David Walker had some big news Tuesday — news that could affect the captain’s decision whether or not to return for an eighth season of pro hockey.
Still, Walker wouldn’t say which way he was leaning on the retirement question, although hockey might seem like a trivial pursuit rather soon (keep reading…). For the record, he finished with five goals, 38 points, a minus-18 rating and 106 penalty minutes in 69 games. The 69 games-played stat might be the most impressive, considering he injured his thumb in a fight on opening day and wasn’t the same all season.
Knowing that Walker will have plenty more to say in a month, when he expects to decide on his future, we kept it short:
It took Jordan Morrison a while to rediscover the form that allowed him to score 26 goals and 74 points as an ECHL rookie in 2008-09.
Once he did, he was a joy to watch. Morrison had 10 goals and 21 assists in his final 27 games after posting 10 and 14 in his first 44. It was a good bounce-back for the 24-year-old former seventh-round draft pick (Pittsburgh, 2004) who played for three different teams in 2009-10.
Like Bourret, another year in the ECHL might not be best for Morrison’s development, and he seems to know it.
One man can only do so much, and Alex Bourret did everything short of leading the Reign back into the playoffs.
From the time he arrived in late December, he gave the Reign as good a top-line left wing as any team in the ECHL’s Western Conference. The 24-year-old former first-round NHL draft pick (Atlanta, 2005) racked up goals, assists and fights with equal aplomb, finishing with 12 goals, 37 points and 68 penalty minutes in 42 games.
His time in Ontario was memorable — but could prove to be short-lived.
Chad Starling was a forgotten man around Ontario after he suffered what seemed like a fairly innocuous injury in practice in late November.
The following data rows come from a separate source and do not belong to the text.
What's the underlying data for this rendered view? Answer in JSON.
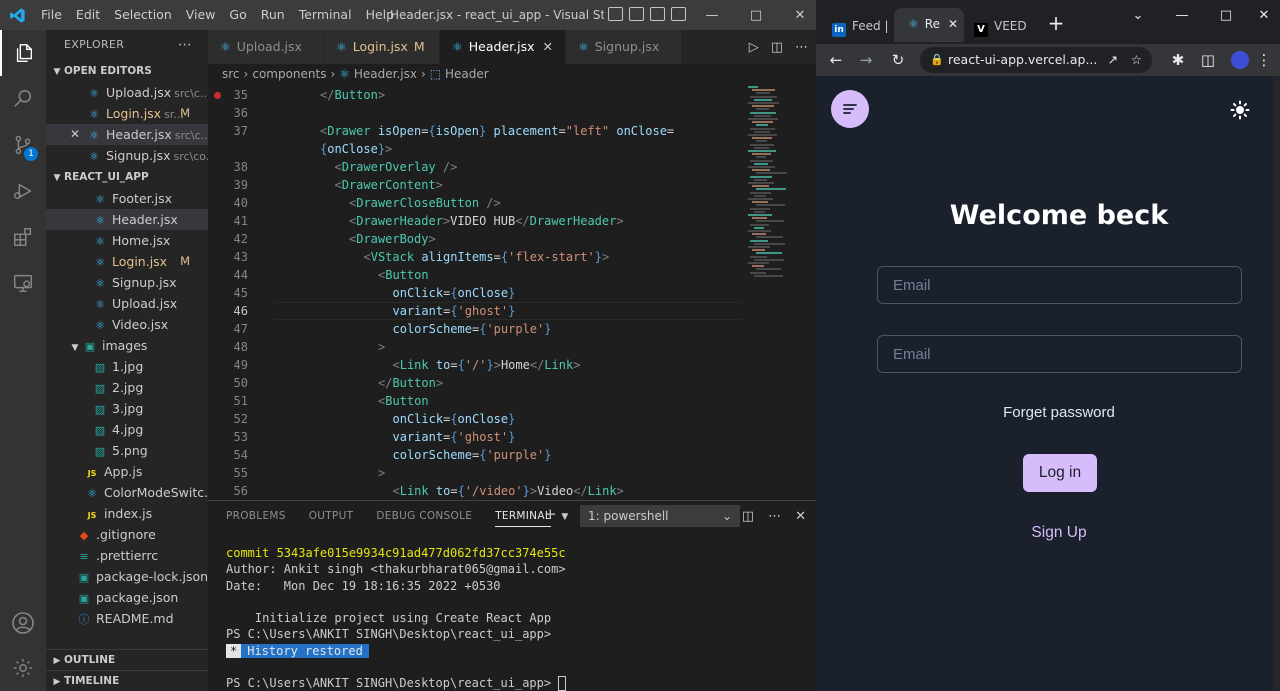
{
  "vscode": {
    "menu": [
      "File",
      "Edit",
      "Selection",
      "View",
      "Go",
      "Run",
      "Terminal",
      "Help"
    ],
    "window_title": "Header.jsx - react_ui_app - Visual Studio ...",
    "explorer_title": "EXPLORER",
    "open_editors_title": "OPEN EDITORS",
    "open_editors": [
      {
        "name": "Upload.jsx",
        "desc": "src\\c...",
        "modified": false
      },
      {
        "name": "Login.jsx",
        "desc": "sr...",
        "modified": true
      },
      {
        "name": "Header.jsx",
        "desc": "src\\c...",
        "modified": false
      },
      {
        "name": "Signup.jsx",
        "desc": "src\\co...",
        "modified": false
      }
    ],
    "project_title": "REACT_UI_APP",
    "components_files": [
      "Footer.jsx",
      "Header.jsx",
      "Home.jsx",
      "Login.jsx",
      "Signup.jsx",
      "Upload.jsx",
      "Video.jsx"
    ],
    "images_folder": "images",
    "image_files": [
      "1.jpg",
      "2.jpg",
      "3.jpg",
      "4.jpg",
      "5.png"
    ],
    "root_files": [
      "App.js",
      "ColorModeSwitc...",
      "index.js",
      ".gitignore",
      ".prettierrc",
      "package-lock.json",
      "package.json",
      "README.md"
    ],
    "modified_marker": "M",
    "badge_count": "1",
    "outline_title": "OUTLINE",
    "timeline_title": "TIMELINE",
    "tabs": [
      {
        "label": "Upload.jsx",
        "modified": false,
        "active": false
      },
      {
        "label": "Login.jsx",
        "modified": true,
        "active": false
      },
      {
        "label": "Header.jsx",
        "modified": false,
        "active": true
      },
      {
        "label": "Signup.jsx",
        "modified": false,
        "active": false
      }
    ],
    "breadcrumb": [
      "src",
      "components",
      "Header.jsx",
      "Header"
    ],
    "code_lines": [
      {
        "n": "35",
        "tokens": [
          [
            "br",
            "</"
          ],
          [
            "tag",
            "Button"
          ],
          [
            "br",
            ">"
          ]
        ],
        "indent": 0
      },
      {
        "n": "36",
        "tokens": [],
        "indent": 0
      },
      {
        "n": "37",
        "tokens": [
          [
            "br",
            "<"
          ],
          [
            "tag",
            "Drawer"
          ],
          [
            "plain",
            " "
          ],
          [
            "attr",
            "isOpen"
          ],
          [
            "plain",
            "="
          ],
          [
            "brace",
            "{"
          ],
          [
            "attr",
            "isOpen"
          ],
          [
            "brace",
            "}"
          ],
          [
            "plain",
            " "
          ],
          [
            "attr",
            "placement"
          ],
          [
            "plain",
            "="
          ],
          [
            "str",
            "\"left\""
          ],
          [
            "plain",
            " "
          ],
          [
            "attr",
            "onClose"
          ],
          [
            "plain",
            "="
          ]
        ],
        "indent": 0
      },
      {
        "n": "",
        "tokens": [
          [
            "brace",
            "{"
          ],
          [
            "attr",
            "onClose"
          ],
          [
            "brace",
            "}"
          ],
          [
            "br",
            ">"
          ]
        ],
        "indent": 0
      },
      {
        "n": "38",
        "tokens": [
          [
            "br",
            "<"
          ],
          [
            "tag",
            "DrawerOverlay"
          ],
          [
            "plain",
            " "
          ],
          [
            "br",
            "/>"
          ]
        ],
        "indent": 1
      },
      {
        "n": "39",
        "tokens": [
          [
            "br",
            "<"
          ],
          [
            "tag",
            "DrawerContent"
          ],
          [
            "br",
            ">"
          ]
        ],
        "indent": 1
      },
      {
        "n": "40",
        "tokens": [
          [
            "br",
            "<"
          ],
          [
            "tag",
            "DrawerCloseButton"
          ],
          [
            "plain",
            " "
          ],
          [
            "br",
            "/>"
          ]
        ],
        "indent": 2
      },
      {
        "n": "41",
        "tokens": [
          [
            "br",
            "<"
          ],
          [
            "tag",
            "DrawerHeader"
          ],
          [
            "br",
            ">"
          ],
          [
            "plain",
            "VIDEO HUB"
          ],
          [
            "br",
            "</"
          ],
          [
            "tag",
            "DrawerHeader"
          ],
          [
            "br",
            ">"
          ]
        ],
        "indent": 2
      },
      {
        "n": "42",
        "tokens": [
          [
            "br",
            "<"
          ],
          [
            "tag",
            "DrawerBody"
          ],
          [
            "br",
            ">"
          ]
        ],
        "indent": 2
      },
      {
        "n": "43",
        "tokens": [
          [
            "br",
            "<"
          ],
          [
            "tag",
            "VStack"
          ],
          [
            "plain",
            " "
          ],
          [
            "attr",
            "alignItems"
          ],
          [
            "plain",
            "="
          ],
          [
            "brace",
            "{"
          ],
          [
            "str",
            "'flex-start'"
          ],
          [
            "brace",
            "}"
          ],
          [
            "br",
            ">"
          ]
        ],
        "indent": 3
      },
      {
        "n": "44",
        "tokens": [
          [
            "br",
            "<"
          ],
          [
            "tag",
            "Button"
          ]
        ],
        "indent": 4
      },
      {
        "n": "45",
        "tokens": [
          [
            "attr",
            "onClick"
          ],
          [
            "plain",
            "="
          ],
          [
            "brace",
            "{"
          ],
          [
            "attr",
            "onClose"
          ],
          [
            "brace",
            "}"
          ]
        ],
        "indent": 5
      },
      {
        "n": "46",
        "tokens": [
          [
            "attr",
            "variant"
          ],
          [
            "plain",
            "="
          ],
          [
            "brace",
            "{"
          ],
          [
            "str",
            "'ghost'"
          ],
          [
            "brace",
            "}"
          ]
        ],
        "indent": 5
      },
      {
        "n": "47",
        "tokens": [
          [
            "attr",
            "colorScheme"
          ],
          [
            "plain",
            "="
          ],
          [
            "brace",
            "{"
          ],
          [
            "str",
            "'purple'"
          ],
          [
            "brace",
            "}"
          ]
        ],
        "indent": 5
      },
      {
        "n": "48",
        "tokens": [
          [
            "br",
            ">"
          ]
        ],
        "indent": 4
      },
      {
        "n": "49",
        "tokens": [
          [
            "br",
            "<"
          ],
          [
            "tag",
            "Link"
          ],
          [
            "plain",
            " "
          ],
          [
            "attr",
            "to"
          ],
          [
            "plain",
            "="
          ],
          [
            "brace",
            "{"
          ],
          [
            "str",
            "'/'"
          ],
          [
            "brace",
            "}"
          ],
          [
            "br",
            ">"
          ],
          [
            "plain",
            "Home"
          ],
          [
            "br",
            "</"
          ],
          [
            "tag",
            "Link"
          ],
          [
            "br",
            ">"
          ]
        ],
        "indent": 5
      },
      {
        "n": "50",
        "tokens": [
          [
            "br",
            "</"
          ],
          [
            "tag",
            "Button"
          ],
          [
            "br",
            ">"
          ]
        ],
        "indent": 4
      },
      {
        "n": "51",
        "tokens": [
          [
            "br",
            "<"
          ],
          [
            "tag",
            "Button"
          ]
        ],
        "indent": 4
      },
      {
        "n": "52",
        "tokens": [
          [
            "attr",
            "onClick"
          ],
          [
            "plain",
            "="
          ],
          [
            "brace",
            "{"
          ],
          [
            "attr",
            "onClose"
          ],
          [
            "brace",
            "}"
          ]
        ],
        "indent": 5
      },
      {
        "n": "53",
        "tokens": [
          [
            "attr",
            "variant"
          ],
          [
            "plain",
            "="
          ],
          [
            "brace",
            "{"
          ],
          [
            "str",
            "'ghost'"
          ],
          [
            "brace",
            "}"
          ]
        ],
        "indent": 5
      },
      {
        "n": "54",
        "tokens": [
          [
            "attr",
            "colorScheme"
          ],
          [
            "plain",
            "="
          ],
          [
            "brace",
            "{"
          ],
          [
            "str",
            "'purple'"
          ],
          [
            "brace",
            "}"
          ]
        ],
        "indent": 5
      },
      {
        "n": "55",
        "tokens": [
          [
            "br",
            ">"
          ]
        ],
        "indent": 4
      },
      {
        "n": "56",
        "tokens": [
          [
            "br",
            "<"
          ],
          [
            "tag",
            "Link"
          ],
          [
            "plain",
            " "
          ],
          [
            "attr",
            "to"
          ],
          [
            "plain",
            "="
          ],
          [
            "brace",
            "{"
          ],
          [
            "str",
            "'/video'"
          ],
          [
            "brace",
            "}"
          ],
          [
            "br",
            ">"
          ],
          [
            "plain",
            "Video"
          ],
          [
            "br",
            "</"
          ],
          [
            "tag",
            "Link"
          ],
          [
            "br",
            ">"
          ]
        ],
        "indent": 5
      }
    ],
    "current_line": "46",
    "panel_tabs": [
      "PROBLEMS",
      "OUTPUT",
      "DEBUG CONSOLE",
      "TERMINAL"
    ],
    "terminal_select": "1: powershell",
    "terminal_lines": {
      "commit": "commit 5343afe015e9934c91ad477d062fd37cc374e55c",
      "author": "Author: Ankit singh <thakurbharat065@gmail.com>",
      "date": "Date:   Mon Dec 19 18:16:35 2022 +0530",
      "message": "    Initialize project using Create React App",
      "prompt1": "PS C:\\Users\\ANKIT SINGH\\Desktop\\react_ui_app>",
      "hist_star": "*",
      "hist_text": "History restored",
      "prompt2": "PS C:\\Users\\ANKIT SINGH\\Desktop\\react_ui_app>"
    }
  },
  "chrome": {
    "tabs": [
      {
        "label": "Feed |",
        "icon": "linkedin-icon"
      },
      {
        "label": "Re",
        "icon": "react-icon"
      },
      {
        "label": "VEED",
        "icon": "veed-icon"
      }
    ],
    "url": "react-ui-app.vercel.ap...",
    "page": {
      "title": "Welcome beck",
      "email_placeholder_1": "Email",
      "email_placeholder_2": "Email",
      "forget": "Forget password",
      "login": "Log in",
      "signup": "Sign Up"
    }
  },
  "colors": {
    "vscode_accent": "#0078d4",
    "brand_purple": "#d6bcfa",
    "page_bg": "#1a202c"
  }
}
Less than two months later, he went in for surgery to repair a sports hernia and an adductor muscle, and his season was over.
One of the great “what if”s of 2010-11 is what if Starling hadn’t gotten hurt. Remember that fellow shutdown defenseman Luke Beaverson also missed a month spanning December and January, and their combined absence was especially brutal. Starling’s final stat line: 14 games, no goals, 1 assist and a minus-1 rating.
He shared his thoughts on the impact of his injury, and his interesting summer plans:
Doug Krantz didn’t get the chance to show too many aspects to his game as a member of the Reign, and he knows it. Another midseason pickup, the 27-year-old defenseman in his third pro season occasionally flashed the ability to skate, get the puck on the net, and even play forward in a pinch.
He also was beaten off the rush on enough occasions to earn a near-permanent spot at the end of the bench. When he did play, it was rarely more than third-pair minutes. He finished with one goal, one assist and a minus-8 rating in 24 games with the Reign this season. He also played eight games in Cincinnati and 13 games in Elmira.
Krantz didn’t kid himself when reflecting on the year.
Aaron Lewadniuk endured the typical share of rookie highs and lows. Offensively, he provided as many highlights as anyone over the course of the season. Defensively, he wasn’t quite as consistent.
Aside from the occasional rookie mistake, Lewadniuk was always one of the more interesting players to watch – capable of scoring a goal, setting up someone else, or getting into a fight. He represented the team at the All-Star Game in January and finished with 17 goals (tied for third on the team) and 31 points in 69 games.
Here’s what he had to say on his final day at the rink: